[Page and application data records]
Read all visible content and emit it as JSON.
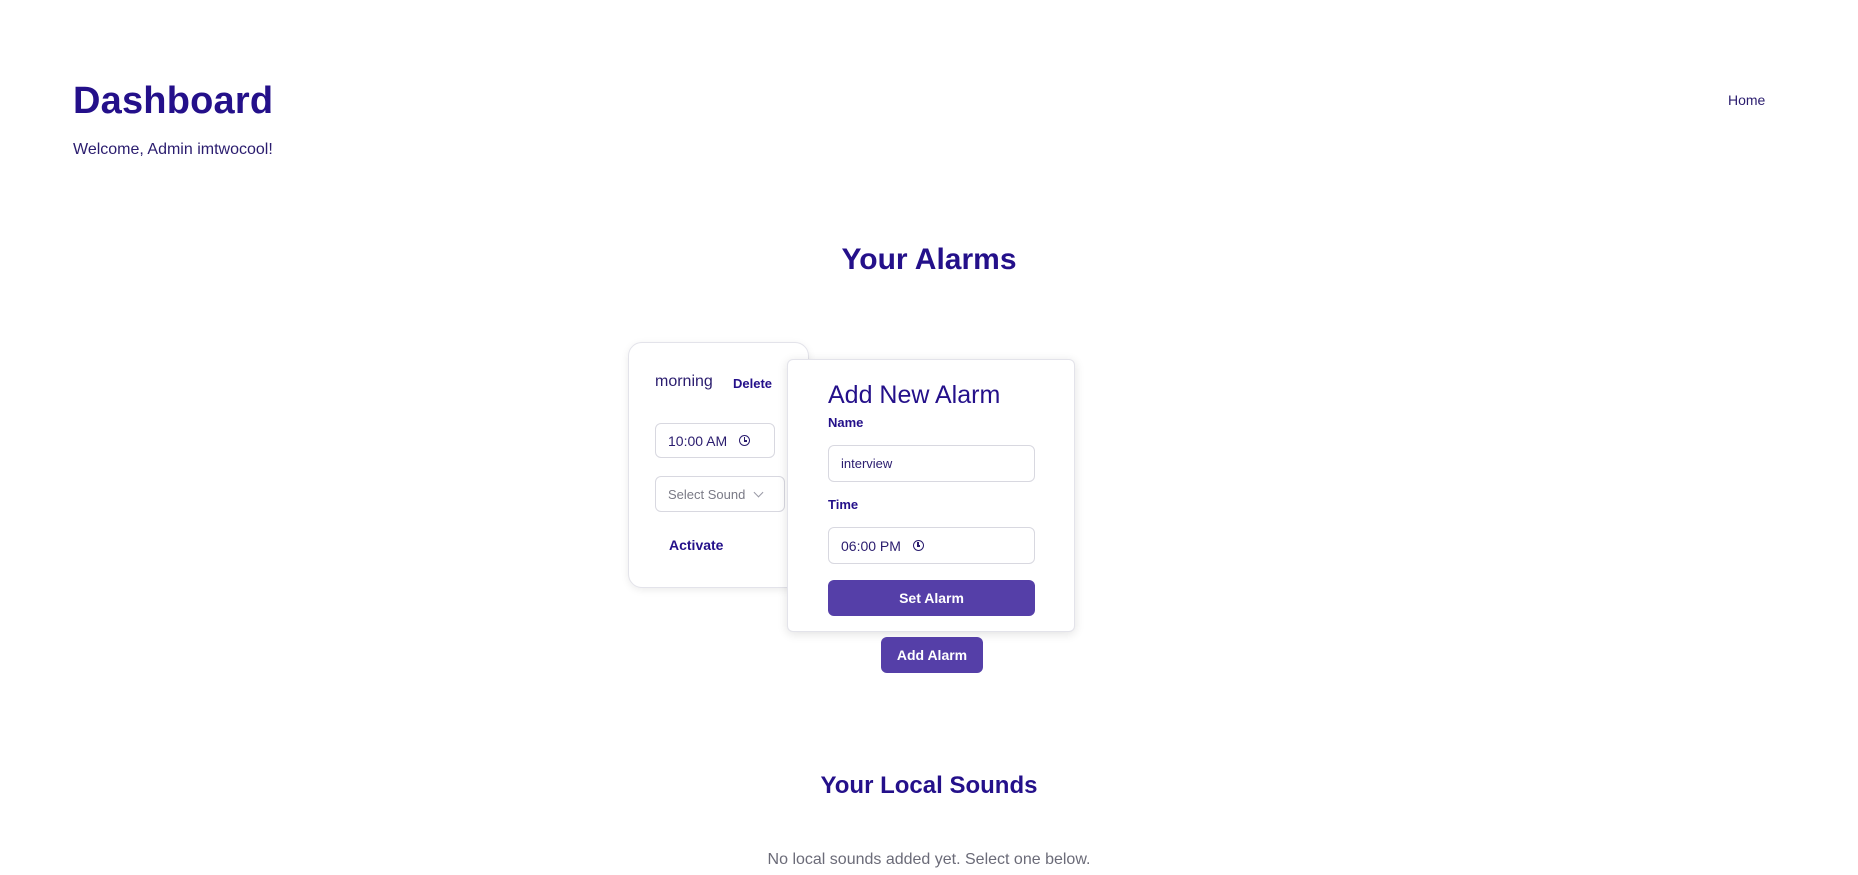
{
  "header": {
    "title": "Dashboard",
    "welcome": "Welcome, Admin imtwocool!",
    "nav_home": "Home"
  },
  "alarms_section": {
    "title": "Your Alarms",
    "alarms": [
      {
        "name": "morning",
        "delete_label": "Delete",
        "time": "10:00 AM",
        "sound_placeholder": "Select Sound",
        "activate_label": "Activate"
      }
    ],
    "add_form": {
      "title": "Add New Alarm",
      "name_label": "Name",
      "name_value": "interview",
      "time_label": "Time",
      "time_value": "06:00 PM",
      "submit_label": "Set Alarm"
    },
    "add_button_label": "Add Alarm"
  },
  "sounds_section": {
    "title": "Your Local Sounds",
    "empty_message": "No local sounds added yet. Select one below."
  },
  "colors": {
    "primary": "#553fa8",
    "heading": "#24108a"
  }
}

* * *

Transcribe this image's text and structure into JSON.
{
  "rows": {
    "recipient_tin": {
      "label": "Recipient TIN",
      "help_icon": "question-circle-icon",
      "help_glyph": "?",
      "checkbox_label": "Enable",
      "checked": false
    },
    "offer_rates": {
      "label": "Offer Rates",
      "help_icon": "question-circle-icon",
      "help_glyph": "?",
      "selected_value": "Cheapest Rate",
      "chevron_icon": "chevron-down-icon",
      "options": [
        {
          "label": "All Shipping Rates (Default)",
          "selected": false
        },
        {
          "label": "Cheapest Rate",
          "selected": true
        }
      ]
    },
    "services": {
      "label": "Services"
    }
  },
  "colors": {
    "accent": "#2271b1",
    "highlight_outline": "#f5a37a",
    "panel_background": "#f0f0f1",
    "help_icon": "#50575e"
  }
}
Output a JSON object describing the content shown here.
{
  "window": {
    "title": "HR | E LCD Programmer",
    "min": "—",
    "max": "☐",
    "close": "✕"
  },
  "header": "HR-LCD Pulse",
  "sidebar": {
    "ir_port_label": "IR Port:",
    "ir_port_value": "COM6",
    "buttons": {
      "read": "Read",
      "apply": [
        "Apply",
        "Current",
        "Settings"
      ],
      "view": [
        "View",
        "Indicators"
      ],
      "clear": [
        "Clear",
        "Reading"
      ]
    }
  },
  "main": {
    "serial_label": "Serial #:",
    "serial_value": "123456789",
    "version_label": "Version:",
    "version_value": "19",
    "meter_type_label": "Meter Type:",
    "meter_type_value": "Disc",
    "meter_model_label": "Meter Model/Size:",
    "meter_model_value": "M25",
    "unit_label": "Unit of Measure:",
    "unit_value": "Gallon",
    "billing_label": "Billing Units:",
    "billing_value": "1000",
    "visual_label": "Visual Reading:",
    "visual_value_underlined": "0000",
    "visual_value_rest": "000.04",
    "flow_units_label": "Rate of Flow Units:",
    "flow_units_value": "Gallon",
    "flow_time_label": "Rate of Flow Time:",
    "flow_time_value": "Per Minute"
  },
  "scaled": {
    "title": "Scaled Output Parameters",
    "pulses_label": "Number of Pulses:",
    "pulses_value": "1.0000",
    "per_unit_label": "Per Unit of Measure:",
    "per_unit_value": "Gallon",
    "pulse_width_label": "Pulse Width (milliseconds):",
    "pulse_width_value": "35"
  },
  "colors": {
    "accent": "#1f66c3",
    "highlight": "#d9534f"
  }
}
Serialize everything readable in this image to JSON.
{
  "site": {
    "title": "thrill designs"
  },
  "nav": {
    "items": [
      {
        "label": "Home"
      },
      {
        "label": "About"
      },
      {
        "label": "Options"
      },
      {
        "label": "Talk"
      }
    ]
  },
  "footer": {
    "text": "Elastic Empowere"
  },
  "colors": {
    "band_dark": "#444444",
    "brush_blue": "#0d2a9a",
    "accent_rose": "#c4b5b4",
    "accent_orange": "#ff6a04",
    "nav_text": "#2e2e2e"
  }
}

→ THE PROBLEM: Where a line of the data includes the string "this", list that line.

→ RESPONSE:
Transcribe this image's text and structure into JSON.
Serialize everything readable in this image to JSON.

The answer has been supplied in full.